*Task item*
Locate the word "Switch" in the material, then show every line that holds it.

*Data for processing*
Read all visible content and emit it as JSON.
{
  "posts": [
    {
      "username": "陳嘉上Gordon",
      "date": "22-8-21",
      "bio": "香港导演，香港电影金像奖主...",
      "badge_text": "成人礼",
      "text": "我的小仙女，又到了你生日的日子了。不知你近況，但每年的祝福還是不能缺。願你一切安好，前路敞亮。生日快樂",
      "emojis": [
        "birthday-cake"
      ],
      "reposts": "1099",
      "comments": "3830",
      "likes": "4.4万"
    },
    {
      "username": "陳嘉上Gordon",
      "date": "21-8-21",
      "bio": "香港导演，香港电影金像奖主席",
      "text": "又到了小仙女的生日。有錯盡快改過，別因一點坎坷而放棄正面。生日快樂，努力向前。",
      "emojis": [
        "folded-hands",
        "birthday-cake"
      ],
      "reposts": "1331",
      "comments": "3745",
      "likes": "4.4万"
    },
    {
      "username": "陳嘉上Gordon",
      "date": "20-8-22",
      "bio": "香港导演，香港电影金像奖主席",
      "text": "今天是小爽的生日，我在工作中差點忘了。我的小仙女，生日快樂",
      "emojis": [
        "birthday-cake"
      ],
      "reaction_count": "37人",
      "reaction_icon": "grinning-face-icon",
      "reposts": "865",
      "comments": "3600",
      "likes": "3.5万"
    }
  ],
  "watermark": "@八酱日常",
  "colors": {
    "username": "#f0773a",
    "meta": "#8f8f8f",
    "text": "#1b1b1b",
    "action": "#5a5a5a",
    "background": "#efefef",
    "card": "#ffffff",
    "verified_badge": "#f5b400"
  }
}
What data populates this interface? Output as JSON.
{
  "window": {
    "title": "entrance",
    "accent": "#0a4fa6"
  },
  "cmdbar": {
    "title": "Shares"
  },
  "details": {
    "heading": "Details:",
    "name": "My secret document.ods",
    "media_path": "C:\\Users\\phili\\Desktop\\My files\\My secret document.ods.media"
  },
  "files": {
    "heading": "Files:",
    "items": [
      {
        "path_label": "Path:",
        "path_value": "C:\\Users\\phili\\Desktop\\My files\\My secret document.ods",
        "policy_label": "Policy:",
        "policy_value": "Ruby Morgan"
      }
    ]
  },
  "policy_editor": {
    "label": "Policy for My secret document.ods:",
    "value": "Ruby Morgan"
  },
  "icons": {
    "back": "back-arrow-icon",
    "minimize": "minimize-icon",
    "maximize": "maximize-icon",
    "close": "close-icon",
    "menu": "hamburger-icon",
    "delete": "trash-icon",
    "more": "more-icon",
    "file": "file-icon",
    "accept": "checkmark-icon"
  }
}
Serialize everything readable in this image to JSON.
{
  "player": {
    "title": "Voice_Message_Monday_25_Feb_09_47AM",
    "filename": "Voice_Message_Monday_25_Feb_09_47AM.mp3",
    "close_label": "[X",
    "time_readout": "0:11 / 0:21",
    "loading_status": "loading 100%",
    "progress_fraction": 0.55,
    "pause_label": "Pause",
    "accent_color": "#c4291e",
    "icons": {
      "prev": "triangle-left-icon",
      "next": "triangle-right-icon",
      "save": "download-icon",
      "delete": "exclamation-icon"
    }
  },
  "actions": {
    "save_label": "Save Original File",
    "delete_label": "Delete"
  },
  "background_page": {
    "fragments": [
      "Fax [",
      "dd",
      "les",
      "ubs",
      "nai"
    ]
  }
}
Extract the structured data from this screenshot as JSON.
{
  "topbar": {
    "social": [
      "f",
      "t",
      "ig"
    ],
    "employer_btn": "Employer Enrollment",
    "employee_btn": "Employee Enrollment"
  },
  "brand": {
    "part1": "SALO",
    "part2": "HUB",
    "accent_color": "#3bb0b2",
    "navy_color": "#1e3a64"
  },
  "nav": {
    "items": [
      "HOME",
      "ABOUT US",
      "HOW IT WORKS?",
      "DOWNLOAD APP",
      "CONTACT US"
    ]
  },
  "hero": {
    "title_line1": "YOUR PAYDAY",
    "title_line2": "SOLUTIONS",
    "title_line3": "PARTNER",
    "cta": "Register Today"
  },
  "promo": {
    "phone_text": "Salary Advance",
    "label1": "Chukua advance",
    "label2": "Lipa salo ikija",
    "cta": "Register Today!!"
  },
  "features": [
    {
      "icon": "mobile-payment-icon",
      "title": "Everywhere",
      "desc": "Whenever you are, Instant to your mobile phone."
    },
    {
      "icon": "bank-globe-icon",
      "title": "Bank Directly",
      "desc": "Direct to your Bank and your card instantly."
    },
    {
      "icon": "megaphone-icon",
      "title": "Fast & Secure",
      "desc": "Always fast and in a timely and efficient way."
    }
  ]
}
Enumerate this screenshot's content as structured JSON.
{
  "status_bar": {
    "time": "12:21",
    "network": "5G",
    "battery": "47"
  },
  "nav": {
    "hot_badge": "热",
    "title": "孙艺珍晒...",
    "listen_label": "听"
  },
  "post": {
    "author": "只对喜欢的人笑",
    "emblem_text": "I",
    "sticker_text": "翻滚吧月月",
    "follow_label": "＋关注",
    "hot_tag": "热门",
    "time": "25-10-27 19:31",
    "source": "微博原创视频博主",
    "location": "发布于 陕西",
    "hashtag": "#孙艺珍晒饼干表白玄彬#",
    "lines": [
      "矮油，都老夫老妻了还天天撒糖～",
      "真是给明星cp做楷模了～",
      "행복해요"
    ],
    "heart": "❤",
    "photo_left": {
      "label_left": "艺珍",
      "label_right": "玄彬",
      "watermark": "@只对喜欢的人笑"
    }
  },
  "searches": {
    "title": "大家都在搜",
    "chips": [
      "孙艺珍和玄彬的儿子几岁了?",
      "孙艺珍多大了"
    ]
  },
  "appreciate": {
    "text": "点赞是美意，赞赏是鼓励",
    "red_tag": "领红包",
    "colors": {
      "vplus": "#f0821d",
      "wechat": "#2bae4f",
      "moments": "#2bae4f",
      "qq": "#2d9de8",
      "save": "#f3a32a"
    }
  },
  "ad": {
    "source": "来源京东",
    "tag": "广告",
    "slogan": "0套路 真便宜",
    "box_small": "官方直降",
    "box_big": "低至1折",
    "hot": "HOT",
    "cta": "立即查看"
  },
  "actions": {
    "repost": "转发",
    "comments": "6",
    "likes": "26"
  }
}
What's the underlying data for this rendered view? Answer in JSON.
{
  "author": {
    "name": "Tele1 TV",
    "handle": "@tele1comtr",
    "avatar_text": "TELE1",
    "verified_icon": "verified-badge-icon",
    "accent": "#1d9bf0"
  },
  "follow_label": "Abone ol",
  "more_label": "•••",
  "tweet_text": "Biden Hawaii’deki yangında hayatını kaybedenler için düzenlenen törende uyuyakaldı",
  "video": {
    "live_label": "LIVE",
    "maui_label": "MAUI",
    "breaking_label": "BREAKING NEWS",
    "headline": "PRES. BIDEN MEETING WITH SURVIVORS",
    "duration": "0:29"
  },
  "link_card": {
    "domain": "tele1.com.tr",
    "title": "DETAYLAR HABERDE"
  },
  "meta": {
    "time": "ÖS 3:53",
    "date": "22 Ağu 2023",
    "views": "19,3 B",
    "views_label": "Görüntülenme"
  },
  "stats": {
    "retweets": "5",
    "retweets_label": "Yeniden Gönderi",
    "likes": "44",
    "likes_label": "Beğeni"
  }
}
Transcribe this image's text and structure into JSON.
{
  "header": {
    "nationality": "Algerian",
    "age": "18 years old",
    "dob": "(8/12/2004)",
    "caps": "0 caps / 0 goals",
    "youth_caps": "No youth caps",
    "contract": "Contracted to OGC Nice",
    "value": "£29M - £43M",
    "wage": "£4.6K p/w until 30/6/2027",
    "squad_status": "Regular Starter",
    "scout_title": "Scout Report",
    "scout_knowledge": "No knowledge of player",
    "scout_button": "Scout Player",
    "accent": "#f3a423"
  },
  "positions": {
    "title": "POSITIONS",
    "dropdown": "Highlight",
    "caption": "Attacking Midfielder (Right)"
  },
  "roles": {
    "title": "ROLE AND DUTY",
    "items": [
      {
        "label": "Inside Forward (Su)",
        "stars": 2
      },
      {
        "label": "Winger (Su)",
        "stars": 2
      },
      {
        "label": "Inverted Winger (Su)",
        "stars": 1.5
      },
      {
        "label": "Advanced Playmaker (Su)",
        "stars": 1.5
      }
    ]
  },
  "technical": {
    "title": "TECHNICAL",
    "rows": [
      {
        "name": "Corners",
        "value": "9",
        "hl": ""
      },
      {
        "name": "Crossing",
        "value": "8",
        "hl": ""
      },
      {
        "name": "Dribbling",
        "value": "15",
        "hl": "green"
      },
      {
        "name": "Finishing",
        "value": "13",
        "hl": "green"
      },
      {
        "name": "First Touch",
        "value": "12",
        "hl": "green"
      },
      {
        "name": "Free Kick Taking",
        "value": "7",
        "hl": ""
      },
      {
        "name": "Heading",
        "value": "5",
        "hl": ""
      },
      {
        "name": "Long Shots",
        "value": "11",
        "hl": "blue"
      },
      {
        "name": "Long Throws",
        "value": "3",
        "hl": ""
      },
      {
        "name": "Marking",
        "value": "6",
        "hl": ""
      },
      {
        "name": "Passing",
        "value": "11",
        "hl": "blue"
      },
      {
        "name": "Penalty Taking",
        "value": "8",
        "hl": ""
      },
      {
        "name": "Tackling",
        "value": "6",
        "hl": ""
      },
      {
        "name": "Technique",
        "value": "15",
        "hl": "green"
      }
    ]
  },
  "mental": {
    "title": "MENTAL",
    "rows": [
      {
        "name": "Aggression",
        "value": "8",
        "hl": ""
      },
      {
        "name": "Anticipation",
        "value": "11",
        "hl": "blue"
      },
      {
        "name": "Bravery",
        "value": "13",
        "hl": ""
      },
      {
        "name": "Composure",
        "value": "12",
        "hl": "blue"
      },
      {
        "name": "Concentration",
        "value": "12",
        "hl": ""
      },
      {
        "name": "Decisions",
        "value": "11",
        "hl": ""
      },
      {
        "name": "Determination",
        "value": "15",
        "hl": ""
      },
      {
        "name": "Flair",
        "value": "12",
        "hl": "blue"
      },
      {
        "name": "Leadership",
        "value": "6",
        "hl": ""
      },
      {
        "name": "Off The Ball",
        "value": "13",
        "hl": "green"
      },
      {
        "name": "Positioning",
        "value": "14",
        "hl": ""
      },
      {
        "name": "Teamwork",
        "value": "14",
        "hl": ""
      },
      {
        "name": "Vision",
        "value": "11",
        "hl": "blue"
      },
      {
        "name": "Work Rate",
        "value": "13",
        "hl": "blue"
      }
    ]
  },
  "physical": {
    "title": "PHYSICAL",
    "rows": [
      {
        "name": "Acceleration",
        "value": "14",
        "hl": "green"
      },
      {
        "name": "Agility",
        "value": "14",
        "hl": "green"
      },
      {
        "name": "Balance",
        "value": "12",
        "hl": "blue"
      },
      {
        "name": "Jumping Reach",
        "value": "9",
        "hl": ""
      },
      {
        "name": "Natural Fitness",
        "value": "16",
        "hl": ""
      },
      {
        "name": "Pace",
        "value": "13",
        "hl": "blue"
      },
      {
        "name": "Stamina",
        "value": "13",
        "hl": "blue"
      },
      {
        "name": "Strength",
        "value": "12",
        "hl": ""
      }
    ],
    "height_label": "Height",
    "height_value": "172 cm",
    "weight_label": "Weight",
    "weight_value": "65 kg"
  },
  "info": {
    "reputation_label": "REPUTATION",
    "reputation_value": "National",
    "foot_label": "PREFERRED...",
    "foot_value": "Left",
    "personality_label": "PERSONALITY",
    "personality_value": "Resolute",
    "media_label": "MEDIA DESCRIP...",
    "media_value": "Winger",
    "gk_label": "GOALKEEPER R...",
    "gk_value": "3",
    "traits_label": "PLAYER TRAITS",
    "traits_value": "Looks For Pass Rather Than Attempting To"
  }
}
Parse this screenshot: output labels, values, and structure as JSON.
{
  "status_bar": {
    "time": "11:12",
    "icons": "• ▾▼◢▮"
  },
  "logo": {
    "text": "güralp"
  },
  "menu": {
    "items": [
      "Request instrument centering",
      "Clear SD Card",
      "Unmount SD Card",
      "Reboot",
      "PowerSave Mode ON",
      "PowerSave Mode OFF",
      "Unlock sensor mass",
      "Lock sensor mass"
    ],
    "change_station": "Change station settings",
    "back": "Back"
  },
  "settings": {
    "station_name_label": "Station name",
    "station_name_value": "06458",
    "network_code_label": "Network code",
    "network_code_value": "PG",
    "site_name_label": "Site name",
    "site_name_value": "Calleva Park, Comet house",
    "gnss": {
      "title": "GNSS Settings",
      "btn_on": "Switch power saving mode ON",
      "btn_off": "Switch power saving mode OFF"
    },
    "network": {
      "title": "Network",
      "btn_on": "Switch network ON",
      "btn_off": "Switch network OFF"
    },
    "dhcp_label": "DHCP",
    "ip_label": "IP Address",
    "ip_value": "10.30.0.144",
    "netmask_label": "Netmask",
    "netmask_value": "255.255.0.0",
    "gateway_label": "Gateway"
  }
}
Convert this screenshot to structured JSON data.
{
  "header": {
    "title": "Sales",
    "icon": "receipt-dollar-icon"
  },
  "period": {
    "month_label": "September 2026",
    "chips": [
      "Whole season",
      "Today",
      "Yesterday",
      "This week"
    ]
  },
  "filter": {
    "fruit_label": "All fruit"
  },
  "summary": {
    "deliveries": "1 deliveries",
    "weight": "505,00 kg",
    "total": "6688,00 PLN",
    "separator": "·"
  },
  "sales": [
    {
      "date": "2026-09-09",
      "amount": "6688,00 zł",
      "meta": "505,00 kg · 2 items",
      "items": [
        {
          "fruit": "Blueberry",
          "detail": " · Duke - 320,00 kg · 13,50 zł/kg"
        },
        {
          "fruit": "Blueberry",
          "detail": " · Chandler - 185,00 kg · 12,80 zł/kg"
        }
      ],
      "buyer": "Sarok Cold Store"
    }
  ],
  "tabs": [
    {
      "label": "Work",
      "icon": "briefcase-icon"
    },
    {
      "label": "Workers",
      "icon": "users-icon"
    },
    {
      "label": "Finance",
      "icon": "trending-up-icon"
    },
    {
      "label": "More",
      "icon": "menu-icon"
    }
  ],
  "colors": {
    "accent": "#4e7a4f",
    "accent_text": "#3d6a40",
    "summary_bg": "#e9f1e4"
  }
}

*Problem solution*
      "btn_on": "Switch power saving mode ON",
      "btn_off": "Switch power saving mode OFF"
      "btn_on": "Switch network ON",
      "btn_off": "Switch network OFF"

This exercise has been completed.